Another week and news of another Downing Street party. This time, it was a ‘surprise’ birthday party for the Prime Minister in June 2020, though in fairness most parties seem to come as a surprise to Boris Johnson. It is alleged that Mr Johnson’s interior designer, Lulu Lytle also attended this illicit gathering, providing a neat crossover between the ‘partygate’ and wallpapergate’ scandals.
With the Metropolitan Police confirming, somewhat belatedly, that they are now carrying out investigations in the allegations at long last, Sue Gray must wonder if she’ll ever get the chance to complete her enquiries and report. Although, as the Prime Minister has admitted to being at the infamous party on 20 May 2020, which he previously insisted hadn’t happened and wasn’t even a party and to which he would certainly not have gone if only someone had warned him that it didn’t comply with the lockdown rules he himself had set, we have surely been treated to the mother of all ‘spoiler alerts’ in advance of Sue Gray’s report.
All of which leaves the Prime Minister’s position wholly untenable. The defence offered by his supporters sounds ever more desperate, illogical and frankly laughable. In response, a YouGov poll last week showed that 73% of people believe Boris Johnson is doing ‘a bad job’, suggesting the public has made up its mind, even if Tory MPs have not.
The options for Boris Johnson at this stage are either a long lingering political death, or for his colleagues to take decisive action in the interests of the country, the battered reputation of the office of Prime Minister and, should further reason be required, their own electoral prospects. That said, Mr Johnson appears intent on clinging to power, prompting one commentator to liken the situation to watching a wildlife film in which a snake swallows a live chicken, while stopping periodically to draw out the agony.

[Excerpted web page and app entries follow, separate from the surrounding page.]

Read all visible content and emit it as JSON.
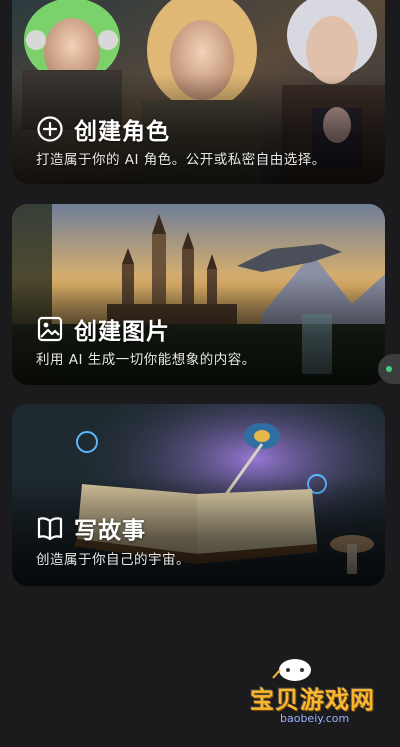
{
  "cards": [
    {
      "id": "create_character",
      "title": "创建角色",
      "description": "打造属于你的 AI 角色。公开或私密自由选择。",
      "icon": "plus-circle-icon"
    },
    {
      "id": "create_image",
      "title": "创建图片",
      "description": "利用 AI 生成一切你能想象的内容。",
      "icon": "image-icon"
    },
    {
      "id": "write_story",
      "title": "写故事",
      "description": "创造属于你自己的宇宙。",
      "icon": "open-book-icon"
    }
  ],
  "watermark": {
    "title": "宝贝游戏网",
    "url": "baobeiy.com"
  },
  "colors": {
    "background": "#1b1b1d",
    "accent": "#3fd27a",
    "watermark": "#f7b733"
  }
}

Less colourful, mercifully, tends to be the work of statisticians, although it is an area not without controversy, as the old adage about ‘lies, damned lies and statistics’ attests. A timely reminder of this was provided at First Minister’s Questions last week, when Nicola Sturgeon boldly cited official figures to claim Covid rates in Scotland are “20% lower than in England”. This is highly misleading, given that the Office for National Statistics suggest rates are 1 in 20 both north and south of the border.
And this is not an isolated incident. An earlier claim by Ms Sturgeon that Covid rates were ‘five times lower’ in Scotland than England, prompted the Office of Statistics Regulation to step in, saying “the sources used to underpin this claim have been difficult to identify”. More recently, the Deputy First Minister incurred a similar rebuke from OSR after being caught using pre-Christmas Covid rates to assert the effectiveness of post-Christmas restrictions.
In the midst of a pandemic, of course, with decisions being taken at pace, under pressure and in the context of rapidly changing circumstances, mistakes are made and usually quickly corrected. However, this is different and points to the use of statistics less as public information and more as public relations.
The First Minister has consistently promised to base decisions on the data, but this becomes less reassuring if that data is seen to be manipulated to make a political argument about ‘Scotland versus England’ or even ‘SNP versus Tories’. Such a concern takes on added significance with John Swinney’s confirmation this week that work is already underway to prepare for another independence referendum next year, despite an ongoing pandemic and mounting evidence of the sheer scale of what needs done to recover our economy and hard-pressed public services.
In that context, for all the outrage she has expressed about Boris Johnson’s behaviour, Nicola Sturgeon makes little effort to disguise her desire to see him remain in place, doing her work for her. It’s just another reason to hope that the next Downing Street party we hear about is Boris Johnson’s leaving do. It’s a party that most people around the country would cheerfully advise him to attend and to take a suitcase with him.
You can read this week's The Orcadian by subscribing here.